▸ Required action
Among the lines of the records, find all that carry the word "count" and copy them.

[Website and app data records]
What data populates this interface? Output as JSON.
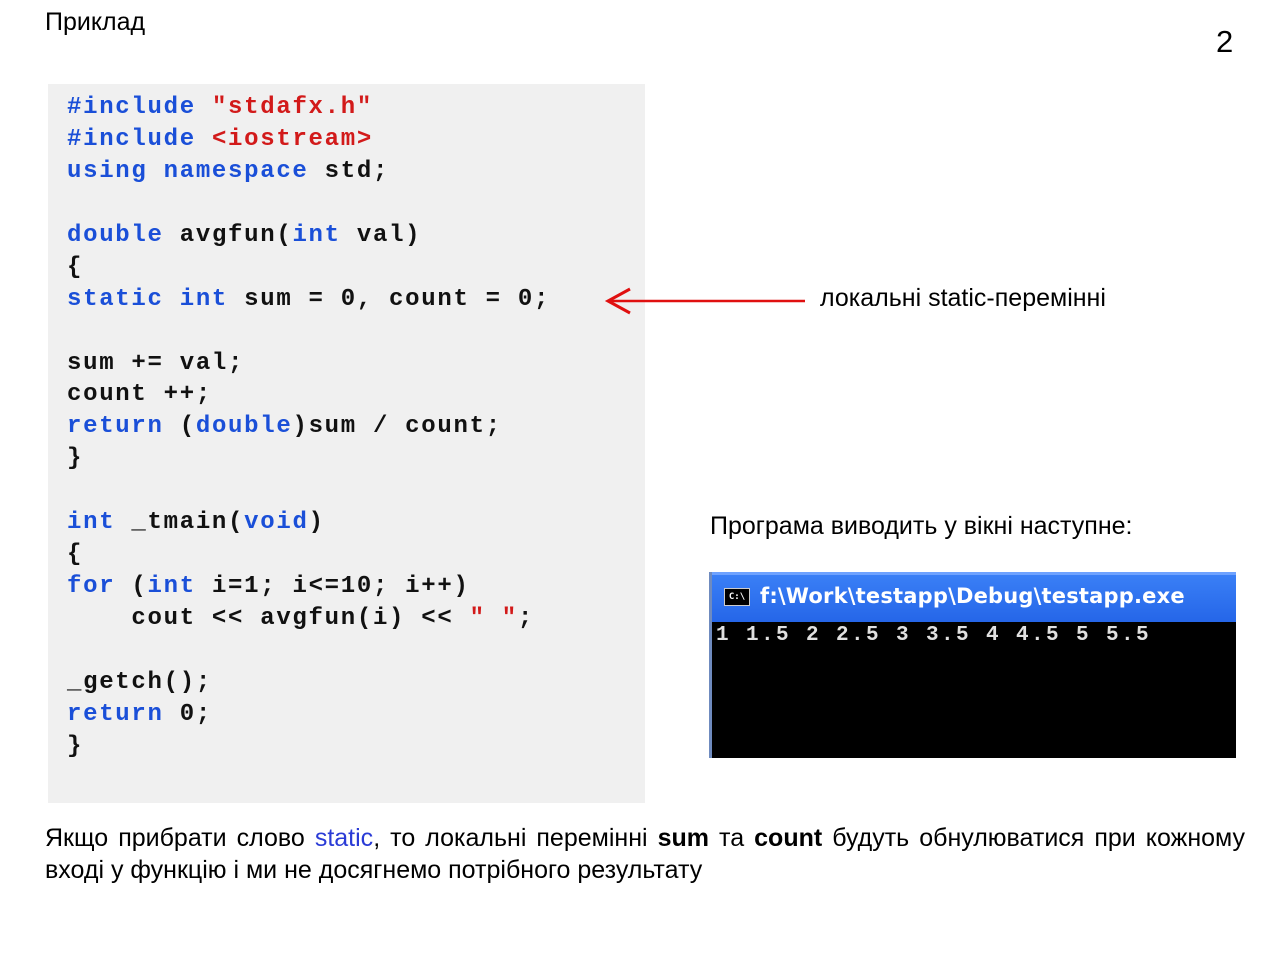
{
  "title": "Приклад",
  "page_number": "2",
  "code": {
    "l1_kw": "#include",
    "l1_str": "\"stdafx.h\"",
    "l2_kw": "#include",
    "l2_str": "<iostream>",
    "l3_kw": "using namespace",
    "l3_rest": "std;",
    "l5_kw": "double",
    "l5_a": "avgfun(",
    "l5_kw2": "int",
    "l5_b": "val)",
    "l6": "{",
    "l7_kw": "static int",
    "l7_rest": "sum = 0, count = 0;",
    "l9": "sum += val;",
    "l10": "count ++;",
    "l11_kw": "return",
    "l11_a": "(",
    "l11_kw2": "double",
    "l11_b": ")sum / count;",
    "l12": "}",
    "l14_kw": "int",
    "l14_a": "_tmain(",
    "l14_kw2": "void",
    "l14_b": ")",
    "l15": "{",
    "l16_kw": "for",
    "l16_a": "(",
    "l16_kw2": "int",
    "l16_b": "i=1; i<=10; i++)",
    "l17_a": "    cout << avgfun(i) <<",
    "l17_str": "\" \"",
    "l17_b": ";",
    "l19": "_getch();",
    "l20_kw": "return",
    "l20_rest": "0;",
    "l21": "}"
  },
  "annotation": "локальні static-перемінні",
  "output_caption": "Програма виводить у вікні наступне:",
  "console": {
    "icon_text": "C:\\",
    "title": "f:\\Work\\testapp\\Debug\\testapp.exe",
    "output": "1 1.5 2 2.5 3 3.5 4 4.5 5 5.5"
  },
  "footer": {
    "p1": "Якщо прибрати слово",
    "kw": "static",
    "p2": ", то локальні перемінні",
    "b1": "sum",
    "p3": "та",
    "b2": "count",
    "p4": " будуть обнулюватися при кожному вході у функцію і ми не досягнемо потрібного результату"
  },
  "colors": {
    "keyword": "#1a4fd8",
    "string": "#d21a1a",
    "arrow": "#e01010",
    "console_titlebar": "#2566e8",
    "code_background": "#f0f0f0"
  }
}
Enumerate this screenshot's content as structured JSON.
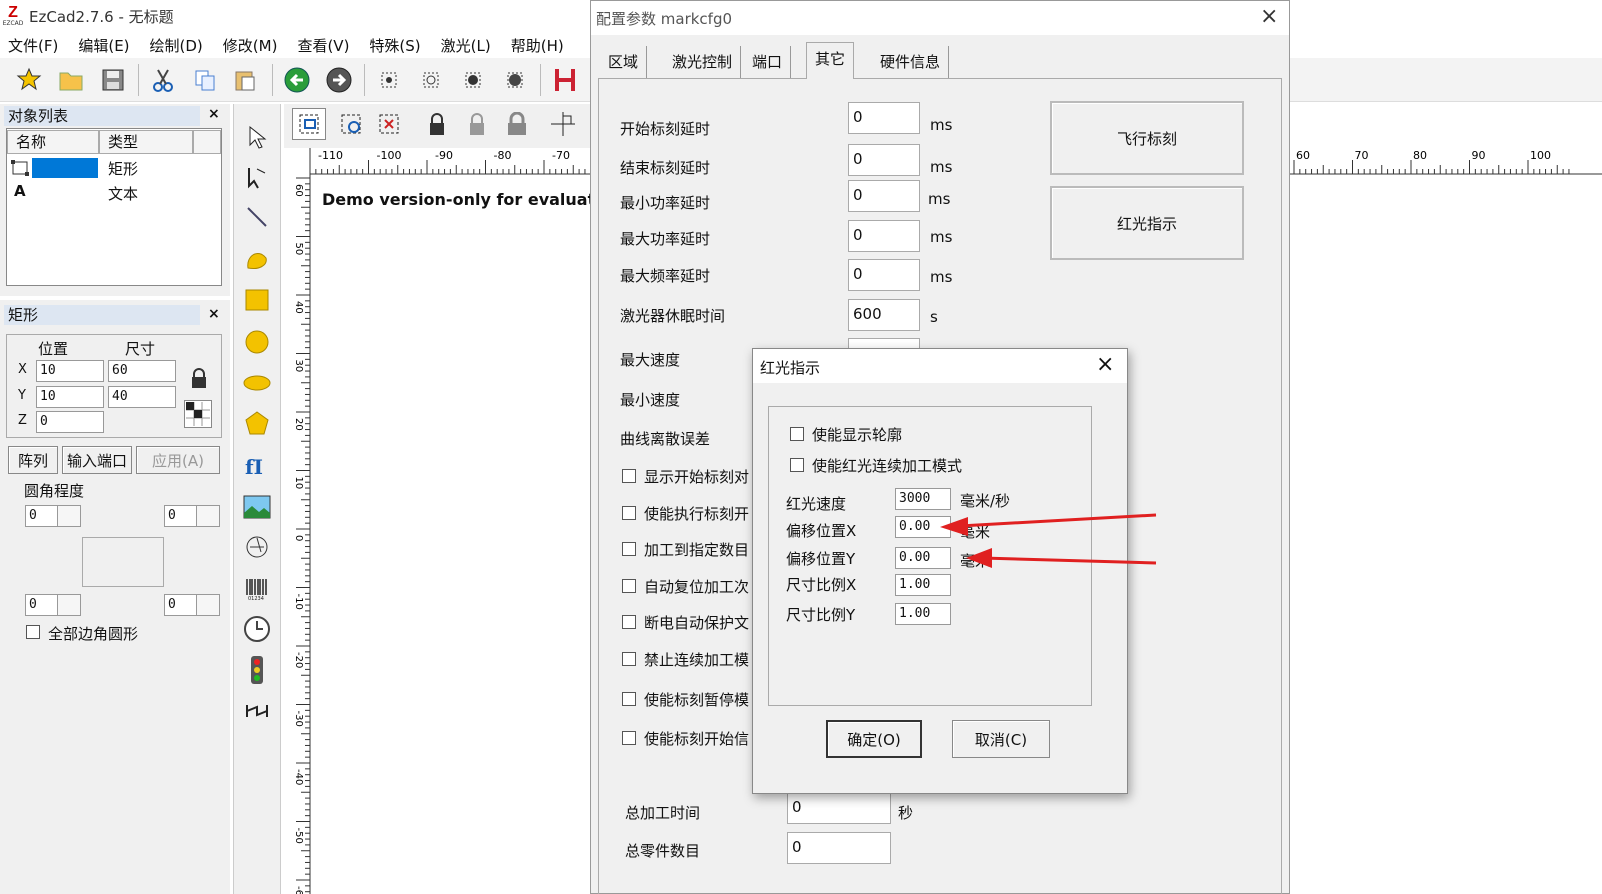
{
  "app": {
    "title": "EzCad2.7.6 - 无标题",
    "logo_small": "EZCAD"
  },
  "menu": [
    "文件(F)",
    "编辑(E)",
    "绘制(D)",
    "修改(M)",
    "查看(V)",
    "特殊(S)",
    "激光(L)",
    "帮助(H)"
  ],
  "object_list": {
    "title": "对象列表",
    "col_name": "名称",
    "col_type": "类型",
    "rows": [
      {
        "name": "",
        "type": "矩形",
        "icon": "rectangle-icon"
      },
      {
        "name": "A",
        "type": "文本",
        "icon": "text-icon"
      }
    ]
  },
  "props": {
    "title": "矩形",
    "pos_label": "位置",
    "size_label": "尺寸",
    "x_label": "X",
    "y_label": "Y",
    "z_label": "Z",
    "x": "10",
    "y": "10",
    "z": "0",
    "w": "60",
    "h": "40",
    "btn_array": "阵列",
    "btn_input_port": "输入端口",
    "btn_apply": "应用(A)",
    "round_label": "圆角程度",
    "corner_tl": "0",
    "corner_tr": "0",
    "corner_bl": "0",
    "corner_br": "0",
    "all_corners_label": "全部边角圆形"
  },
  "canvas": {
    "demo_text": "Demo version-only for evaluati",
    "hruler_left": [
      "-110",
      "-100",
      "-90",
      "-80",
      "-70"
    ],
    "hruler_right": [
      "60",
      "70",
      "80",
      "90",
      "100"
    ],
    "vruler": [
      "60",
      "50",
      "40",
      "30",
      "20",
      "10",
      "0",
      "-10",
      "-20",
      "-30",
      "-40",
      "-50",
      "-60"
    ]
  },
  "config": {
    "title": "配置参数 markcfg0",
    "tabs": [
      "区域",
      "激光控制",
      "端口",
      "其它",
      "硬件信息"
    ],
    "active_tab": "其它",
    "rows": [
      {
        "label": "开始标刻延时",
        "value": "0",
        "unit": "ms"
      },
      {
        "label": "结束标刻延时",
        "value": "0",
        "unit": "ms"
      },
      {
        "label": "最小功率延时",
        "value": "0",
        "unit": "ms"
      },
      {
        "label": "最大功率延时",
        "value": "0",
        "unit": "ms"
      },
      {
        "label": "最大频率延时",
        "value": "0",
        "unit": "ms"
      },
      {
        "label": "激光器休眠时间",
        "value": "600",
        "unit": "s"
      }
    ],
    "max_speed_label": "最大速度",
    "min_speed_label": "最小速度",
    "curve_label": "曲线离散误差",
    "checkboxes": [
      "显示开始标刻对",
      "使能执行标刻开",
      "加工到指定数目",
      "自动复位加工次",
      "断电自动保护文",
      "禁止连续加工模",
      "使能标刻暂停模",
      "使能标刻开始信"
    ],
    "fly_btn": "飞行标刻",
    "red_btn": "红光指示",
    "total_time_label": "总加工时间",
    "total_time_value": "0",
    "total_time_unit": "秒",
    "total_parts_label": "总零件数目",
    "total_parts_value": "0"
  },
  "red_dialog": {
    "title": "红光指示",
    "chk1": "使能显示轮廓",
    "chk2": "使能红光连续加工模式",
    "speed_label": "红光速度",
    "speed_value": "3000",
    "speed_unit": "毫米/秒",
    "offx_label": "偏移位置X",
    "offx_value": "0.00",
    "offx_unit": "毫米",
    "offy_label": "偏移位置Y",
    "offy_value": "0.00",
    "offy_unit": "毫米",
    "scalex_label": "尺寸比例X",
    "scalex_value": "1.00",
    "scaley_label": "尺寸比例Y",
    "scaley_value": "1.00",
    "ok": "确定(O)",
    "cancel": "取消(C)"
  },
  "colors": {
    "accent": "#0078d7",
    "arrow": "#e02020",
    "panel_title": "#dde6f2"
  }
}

▸ Exercise output
    "l7_rest": "sum = 0, count = 0;",
    "l10": "count ++;",
    "l11_b": ")sum / count;",
    "b2": "count",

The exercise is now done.